[Web page and app entries]
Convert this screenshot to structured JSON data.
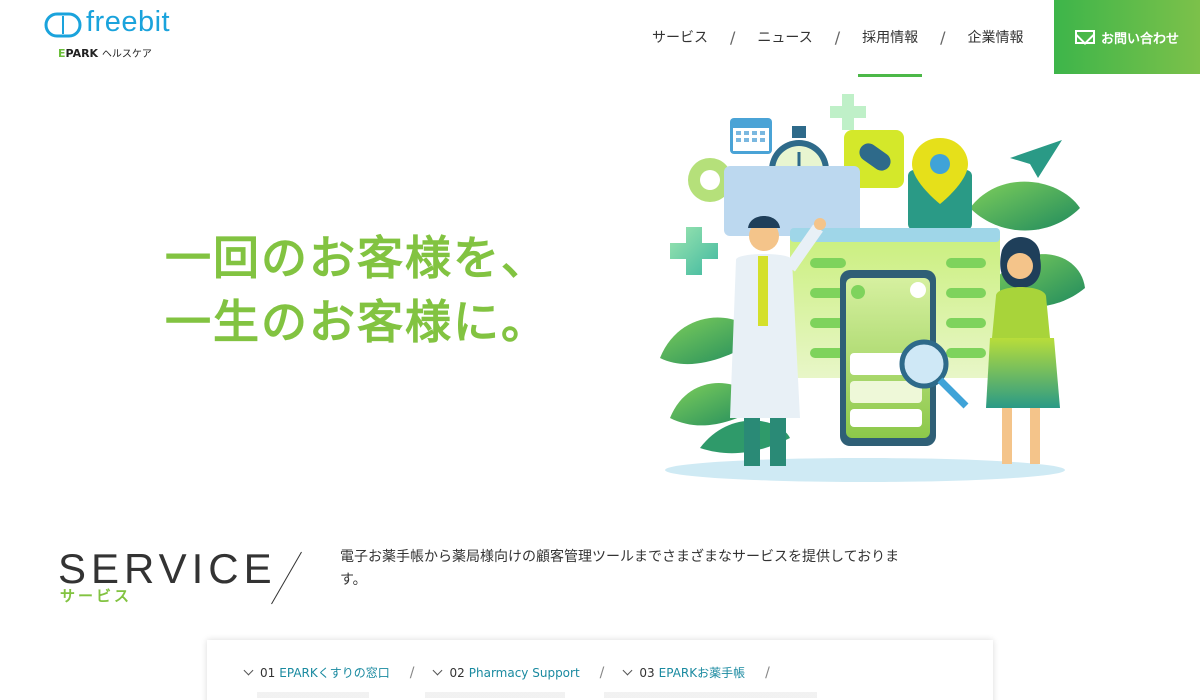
{
  "brand": {
    "name": "freebit",
    "sub_prefix": "E",
    "sub_rest": "PARK",
    "sub_suffix": "ヘルスケア"
  },
  "nav": {
    "items": [
      {
        "label": "サービス"
      },
      {
        "label": "ニュース"
      },
      {
        "label": "採用情報",
        "active": true
      },
      {
        "label": "企業情報"
      }
    ],
    "separator": "/",
    "contact_label": "お問い合わせ"
  },
  "hero": {
    "line1": "一回のお客様を、",
    "line2": "一生のお客様に。"
  },
  "service": {
    "title_en": "SERVICE",
    "title_jp": "サービス",
    "description": "電子お薬手帳から薬局様向けの顧客管理ツールまでさまざまなサービスを提供しております。"
  },
  "tabs": [
    {
      "num": "01",
      "label": "EPARKくすりの窓口"
    },
    {
      "num": "02",
      "label": "Pharmacy Support"
    },
    {
      "num": "03",
      "label": "EPARKお薬手帳"
    }
  ],
  "colors": {
    "accent_green": "#82c341",
    "brand_blue": "#1aa3dc",
    "tab_link": "#1a8aa0"
  }
}
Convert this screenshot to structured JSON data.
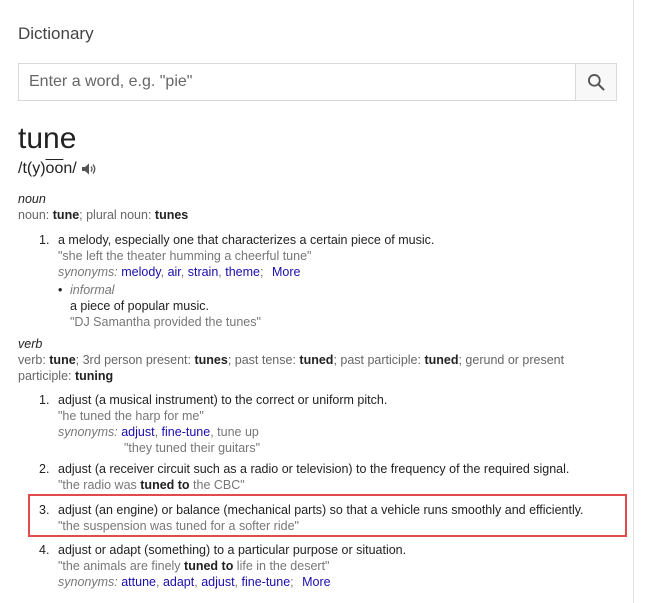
{
  "header": {
    "title": "Dictionary"
  },
  "search": {
    "placeholder": "Enter a word, e.g. \"pie\""
  },
  "entry": {
    "word": "tune",
    "phonetic_prefix": "/t(y)",
    "phonetic_overline": "oo",
    "phonetic_suffix": "n/"
  },
  "noun": {
    "pos": "noun",
    "forms": {
      "label": "noun: ",
      "form1": "tune",
      "sep1": "; plural noun: ",
      "form2": "tunes"
    },
    "senses": [
      {
        "num": "1.",
        "definition": "a melody, especially one that characterizes a certain piece of music.",
        "example": "\"she left the theater humming a cheerful tune\"",
        "synonyms_label": "synonyms:",
        "synonyms": [
          "melody",
          "air",
          "strain",
          "theme"
        ],
        "more": "More"
      }
    ],
    "subsense": {
      "bullet": "•",
      "label": "informal",
      "definition": "a piece of popular music.",
      "example": "\"DJ Samantha provided the tunes\""
    }
  },
  "verb": {
    "pos": "verb",
    "forms": {
      "l1": "verb: ",
      "f1": "tune",
      "l2": "; 3rd person present: ",
      "f2": "tunes",
      "l3": "; past tense: ",
      "f3": "tuned",
      "l4": "; past participle: ",
      "f4": "tuned",
      "l5": "; gerund or present participle: ",
      "f5": "tuning"
    },
    "senses": [
      {
        "num": "1.",
        "definition": "adjust (a musical instrument) to the correct or uniform pitch.",
        "example": "\"he tuned the harp for me\"",
        "synonyms_label": "synonyms:",
        "syn1": "adjust",
        "syn2": "fine-tune",
        "syn3": "tune up",
        "syn_example": "\"they tuned their guitars\""
      },
      {
        "num": "2.",
        "definition": "adjust (a receiver circuit such as a radio or television) to the frequency of the required signal.",
        "example_pre": "\"the radio was ",
        "example_bold": "tuned to",
        "example_post": " the CBC\""
      },
      {
        "num": "3.",
        "definition": "adjust (an engine) or balance (mechanical parts) so that a vehicle runs smoothly and efficiently.",
        "example": "\"the suspension was tuned for a softer ride\""
      },
      {
        "num": "4.",
        "definition": "adjust or adapt (something) to a particular purpose or situation.",
        "example_pre": "\"the animals are finely ",
        "example_bold": "tuned to",
        "example_post": " life in the desert\"",
        "synonyms_label": "synonyms:",
        "synonyms": [
          "attune",
          "adapt",
          "adjust",
          "fine-tune"
        ],
        "more": "More"
      }
    ]
  },
  "colors": {
    "highlight": "#e34b4b",
    "link": "#1a0dab",
    "muted": "#777777"
  },
  "icons": {
    "search": "search-icon",
    "speaker": "speaker-icon"
  }
}
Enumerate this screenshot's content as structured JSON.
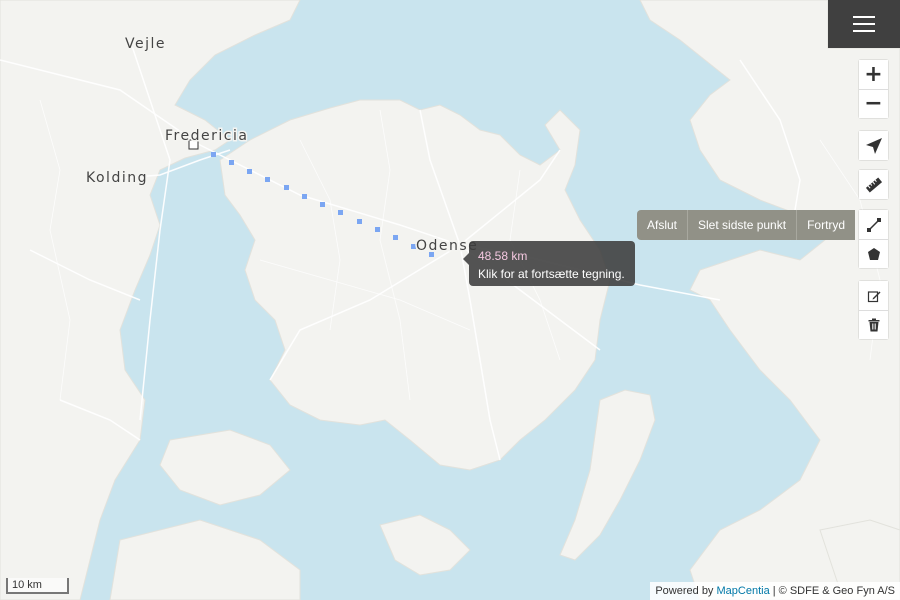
{
  "map": {
    "cities": [
      "Vejle",
      "Fredericia",
      "Kolding",
      "Odense"
    ],
    "colors": {
      "water": "#c9e4ee",
      "land": "#f3f3f0",
      "roads": "#ffffff",
      "measure_line": "#7ba6f2"
    }
  },
  "menu": {
    "icon": "hamburger-menu-icon"
  },
  "controls": {
    "zoom_in": "+",
    "zoom_out": "−",
    "locate_icon": "navigation-arrow-icon",
    "measure_icon": "ruler-icon",
    "draw_line_icon": "polyline-icon",
    "draw_polygon_icon": "polygon-icon",
    "edit_icon": "edit-icon",
    "delete_icon": "trash-icon"
  },
  "draw_actions": [
    "Afslut",
    "Slet sidste punkt",
    "Fortryd"
  ],
  "tooltip": {
    "distance": "48.58 km",
    "hint": "Klik for at fortsætte tegning."
  },
  "scale": {
    "label": "10 km"
  },
  "attribution": {
    "prefix": "Powered by",
    "link": "MapCentia",
    "suffix": "| © SDFE & Geo Fyn A/S"
  }
}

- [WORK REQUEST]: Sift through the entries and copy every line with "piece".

- [PROBLEM SOLUTION]:
        "definition": "a melody, especially one that characterizes a certain piece of music.",
      "definition": "a piece of popular music.",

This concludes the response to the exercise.